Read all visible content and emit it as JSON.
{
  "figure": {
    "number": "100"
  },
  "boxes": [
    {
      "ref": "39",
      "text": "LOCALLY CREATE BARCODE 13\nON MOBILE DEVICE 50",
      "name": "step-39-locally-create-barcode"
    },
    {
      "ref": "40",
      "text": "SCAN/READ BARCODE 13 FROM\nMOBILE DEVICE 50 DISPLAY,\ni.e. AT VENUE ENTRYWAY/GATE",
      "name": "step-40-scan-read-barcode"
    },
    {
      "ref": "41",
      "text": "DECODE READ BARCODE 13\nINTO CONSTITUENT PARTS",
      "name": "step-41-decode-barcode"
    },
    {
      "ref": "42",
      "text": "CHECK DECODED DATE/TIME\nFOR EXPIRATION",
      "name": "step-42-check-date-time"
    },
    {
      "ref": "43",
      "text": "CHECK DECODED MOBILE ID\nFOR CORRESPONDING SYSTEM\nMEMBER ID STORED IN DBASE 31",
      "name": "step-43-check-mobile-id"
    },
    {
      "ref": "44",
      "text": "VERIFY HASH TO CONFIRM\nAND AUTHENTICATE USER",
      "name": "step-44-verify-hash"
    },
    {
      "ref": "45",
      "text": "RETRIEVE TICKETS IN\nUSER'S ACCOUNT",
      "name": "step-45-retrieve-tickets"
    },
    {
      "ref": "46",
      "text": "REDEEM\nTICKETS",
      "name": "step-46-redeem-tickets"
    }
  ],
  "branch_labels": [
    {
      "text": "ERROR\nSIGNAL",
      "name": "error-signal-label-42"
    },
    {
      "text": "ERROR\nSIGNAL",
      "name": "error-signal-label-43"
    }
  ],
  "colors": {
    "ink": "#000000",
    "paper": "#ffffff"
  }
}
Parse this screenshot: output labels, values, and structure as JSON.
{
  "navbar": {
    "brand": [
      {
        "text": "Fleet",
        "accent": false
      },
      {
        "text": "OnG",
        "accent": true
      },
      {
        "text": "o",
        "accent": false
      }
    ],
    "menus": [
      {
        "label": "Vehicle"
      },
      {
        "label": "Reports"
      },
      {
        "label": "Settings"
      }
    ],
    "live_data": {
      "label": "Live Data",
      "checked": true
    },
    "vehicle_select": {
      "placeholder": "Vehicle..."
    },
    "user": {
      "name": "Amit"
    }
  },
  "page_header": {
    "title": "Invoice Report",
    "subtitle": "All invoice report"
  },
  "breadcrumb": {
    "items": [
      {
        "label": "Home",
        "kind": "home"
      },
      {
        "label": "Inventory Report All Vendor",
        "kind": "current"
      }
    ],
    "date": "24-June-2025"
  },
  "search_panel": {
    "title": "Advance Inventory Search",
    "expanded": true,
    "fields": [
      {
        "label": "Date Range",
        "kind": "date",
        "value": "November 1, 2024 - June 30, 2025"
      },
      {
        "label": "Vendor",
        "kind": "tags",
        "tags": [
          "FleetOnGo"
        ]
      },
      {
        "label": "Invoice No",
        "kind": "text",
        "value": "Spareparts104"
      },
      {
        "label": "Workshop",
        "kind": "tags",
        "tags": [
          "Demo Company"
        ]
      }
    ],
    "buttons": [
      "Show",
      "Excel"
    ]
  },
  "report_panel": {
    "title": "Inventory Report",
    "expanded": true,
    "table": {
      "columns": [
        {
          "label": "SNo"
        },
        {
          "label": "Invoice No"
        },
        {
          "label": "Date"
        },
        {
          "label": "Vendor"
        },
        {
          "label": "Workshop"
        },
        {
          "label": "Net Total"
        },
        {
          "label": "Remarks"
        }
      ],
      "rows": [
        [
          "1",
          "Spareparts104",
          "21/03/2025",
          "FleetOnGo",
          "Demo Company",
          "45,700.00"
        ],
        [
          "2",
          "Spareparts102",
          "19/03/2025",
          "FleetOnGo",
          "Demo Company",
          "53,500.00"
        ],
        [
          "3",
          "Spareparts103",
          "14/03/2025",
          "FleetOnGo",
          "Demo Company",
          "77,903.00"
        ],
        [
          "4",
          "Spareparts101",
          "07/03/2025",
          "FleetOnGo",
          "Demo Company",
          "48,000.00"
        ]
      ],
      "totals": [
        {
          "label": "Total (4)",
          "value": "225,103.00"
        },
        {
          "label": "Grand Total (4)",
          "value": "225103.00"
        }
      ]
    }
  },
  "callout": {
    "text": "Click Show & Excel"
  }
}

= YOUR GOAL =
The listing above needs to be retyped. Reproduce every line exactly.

= TASK ANSWER =
Read all visible content and emit it as JSON.
{
  "figure": {
    "number": "100"
  },
  "boxes": [
    {
      "ref": "39",
      "text": "LOCALLY CREATE BARCODE 13\nON MOBILE DEVICE 50",
      "name": "step-39-locally-create-barcode"
    },
    {
      "ref": "40",
      "text": "SCAN/READ BARCODE 13 FROM\nMOBILE DEVICE 50 DISPLAY,\ni.e. AT VENUE ENTRYWAY/GATE",
      "name": "step-40-scan-read-barcode"
    },
    {
      "ref": "41",
      "text": "DECODE READ BARCODE 13\nINTO CONSTITUENT PARTS",
      "name": "step-41-decode-barcode"
    },
    {
      "ref": "42",
      "text": "CHECK DECODED DATE/TIME\nFOR EXPIRATION",
      "name": "step-42-check-date-time"
    },
    {
      "ref": "43",
      "text": "CHECK DECODED MOBILE ID\nFOR CORRESPONDING SYSTEM\nMEMBER ID STORED IN DBASE 31",
      "name": "step-43-check-mobile-id"
    },
    {
      "ref": "44",
      "text": "VERIFY HASH TO CONFIRM\nAND AUTHENTICATE USER",
      "name": "step-44-verify-hash"
    },
    {
      "ref": "45",
      "text": "RETRIEVE TICKETS IN\nUSER'S ACCOUNT",
      "name": "step-45-retrieve-tickets"
    },
    {
      "ref": "46",
      "text": "REDEEM\nTICKETS",
      "name": "step-46-redeem-tickets"
    }
  ],
  "branch_labels": [
    {
      "text": "ERROR\nSIGNAL",
      "name": "error-signal-label-42"
    },
    {
      "text": "ERROR\nSIGNAL",
      "name": "error-signal-label-43"
    }
  ],
  "colors": {
    "ink": "#000000",
    "paper": "#ffffff"
  }
}
Parse this screenshot: output labels, values, and structure as JSON.
{
  "navbar": {
    "brand": [
      {
        "text": "Fleet",
        "accent": false
      },
      {
        "text": "OnG",
        "accent": true
      },
      {
        "text": "o",
        "accent": false
      }
    ],
    "menus": [
      {
        "label": "Vehicle"
      },
      {
        "label": "Reports"
      },
      {
        "label": "Settings"
      }
    ],
    "live_data": {
      "label": "Live Data",
      "checked": true
    },
    "vehicle_select": {
      "placeholder": "Vehicle..."
    },
    "user": {
      "name": "Amit"
    }
  },
  "page_header": {
    "title": "Invoice Report",
    "subtitle": "All invoice report"
  },
  "breadcrumb": {
    "items": [
      {
        "label": "Home",
        "kind": "home"
      },
      {
        "label": "Inventory Report All Vendor",
        "kind": "current"
      }
    ],
    "date": "24-June-2025"
  },
  "search_panel": {
    "title": "Advance Inventory Search",
    "expanded": true,
    "fields": [
      {
        "label": "Date Range",
        "kind": "date",
        "value": "November 1, 2024 - June 30, 2025"
      },
      {
        "label": "Vendor",
        "kind": "tags",
        "tags": [
          "FleetOnGo"
        ]
      },
      {
        "label": "Invoice No",
        "kind": "text",
        "value": "Spareparts104"
      },
      {
        "label": "Workshop",
        "kind": "tags",
        "tags": [
          "Demo Company"
        ]
      }
    ],
    "buttons": [
      "Show",
      "Excel"
    ]
  },
  "report_panel": {
    "title": "Inventory Report",
    "expanded": true,
    "table": {
      "columns": [
        {
          "label": "SNo"
        },
        {
          "label": "Invoice No"
        },
        {
          "label": "Date"
        },
        {
          "label": "Vendor"
        },
        {
          "label": "Workshop"
        },
        {
          "label": "Net Total"
        },
        {
          "label": "Remarks"
        }
      ],
      "rows": [
        [
          "1",
          "Spareparts104",
          "21/03/2025",
          "FleetOnGo",
          "Demo Company",
          "45,700.00"
        ],
        [
          "2",
          "Spareparts102",
          "19/03/2025",
          "FleetOnGo",
          "Demo Company",
          "53,500.00"
        ],
        [
          "3",
          "Spareparts103",
          "14/03/2025",
          "FleetOnGo",
          "Demo Company",
          "77,903.00"
        ],
        [
          "4",
          "Spareparts101",
          "07/03/2025",
          "FleetOnGo",
          "Demo Company",
          "48,000.00"
        ]
      ],
      "totals": [
        {
          "label": "Total (4)",
          "value": "225,103.00"
        },
        {
          "label": "Grand Total (4)",
          "value": "225103.00"
        }
      ]
    }
  },
  "callout": {
    "text": "Click Show & Excel"
  }
}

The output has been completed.